    For the past 10 years our family has made baby steps toward improving our health through eating better: enjoying less processed foods, getting rid of saturated fats, grinding my own flour and making homemade bread, ditching the soda for lemon water in restaurants, reading labels to avoid MSG and high fructose corn syrup, purchasing aluminum-free ingredients, buying natural nut butters, eating less meat, using farm fresh eggs, making smoothies, juicing every here and there, taking supplements . . . you get the picture.

    Along the way I was introduced to the idea of an almost all raw foods diet and became intrigued with the variety of dishes, snacks, and even scrumptious deserts that can be made. They were nutritious living foods that still held their enzymes (not cooked away) and provided nourishment on a cellular level.  I met people that no longer needed prescription drugs, had remissions from cancer, and never got colds (is that possible?).

    I collected recipes, I bought a bunch of un-cookbooks, I even took a raw foods prep class—but I couldn't seem to do it for more than a week, and my family of 4 sons and my muscular, larger than normal husband demanded what habit made them accustomed to for so many years. And, I was a "comfort" food eater. My daily cappuccino was a must; besides, my dear hubby filled our shelves with  great packaged buys from the local discount bent and dent stores. Better than name brand items, but still ZERO in enzymes.

    At age 57 (with a lot of potential), I secretly wished for some motivation. Maybe something heaven sent.

    High blood pressure—170/100? 40 lbs. overweight? Consistent sinus snorting? Depression? Fatigue? Headaches? Candida infection? OMG!

    I cut out most dairy (especially cheese), ate only tuna or wild caught salmon and a rare bit of chicken. I suddenly had no sinus drainage and the recurring yeast infection halted. THEN . . .

    I watched a new DVD I had purchased months prior but hadn't gotten around to viewing: Simply Raw, Reversing Diabetes in 30 Days. WOW! I was fascinated—six diabetics made remarkable changes on an all raw diet. Hmmm . . . I wonder what 30 days (or 60 or 90) could do for me?

    Here was sweet motivation. I was so tired of being Zombie Wife and Mom in the morning. I decided to become a Raw Foods Chef for 30 Days and have FUN using that dehydrator I bought last year and trying out those many collected recipes. So this month, I'm having the best time taking care of me and learning how I might turn this into a needed lifestyle change.

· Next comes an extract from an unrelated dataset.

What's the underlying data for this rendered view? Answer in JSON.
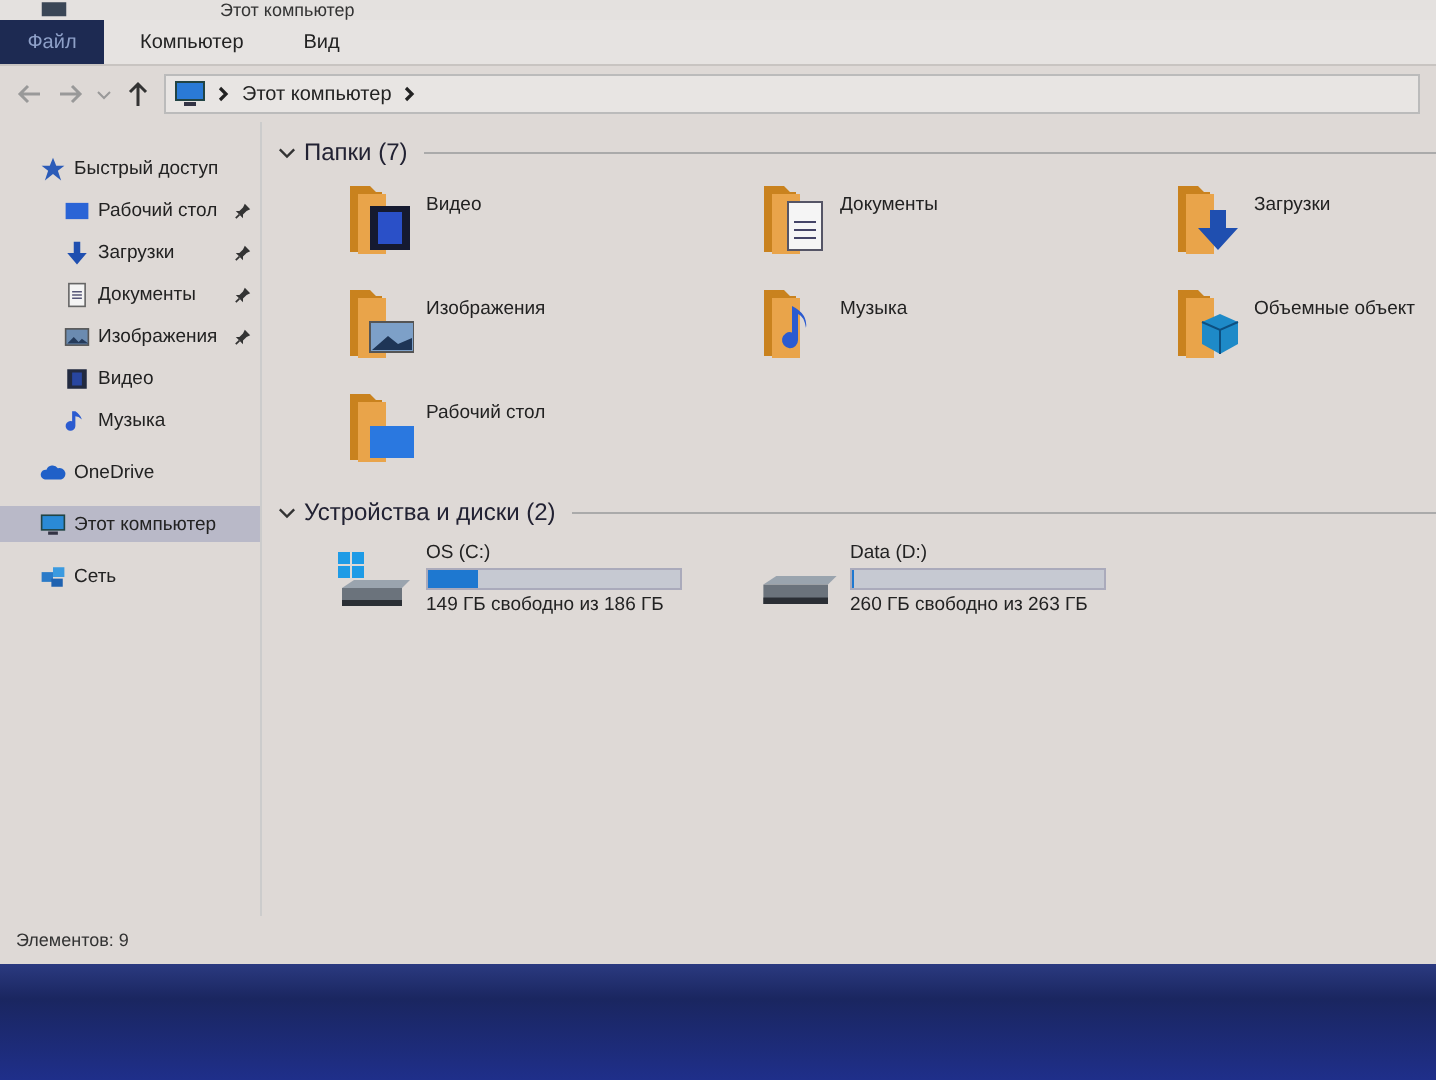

    Follow me to see what I'm making and eating—some amazing food! (See that pretty organic rainbow chard up above? What can I do with that?)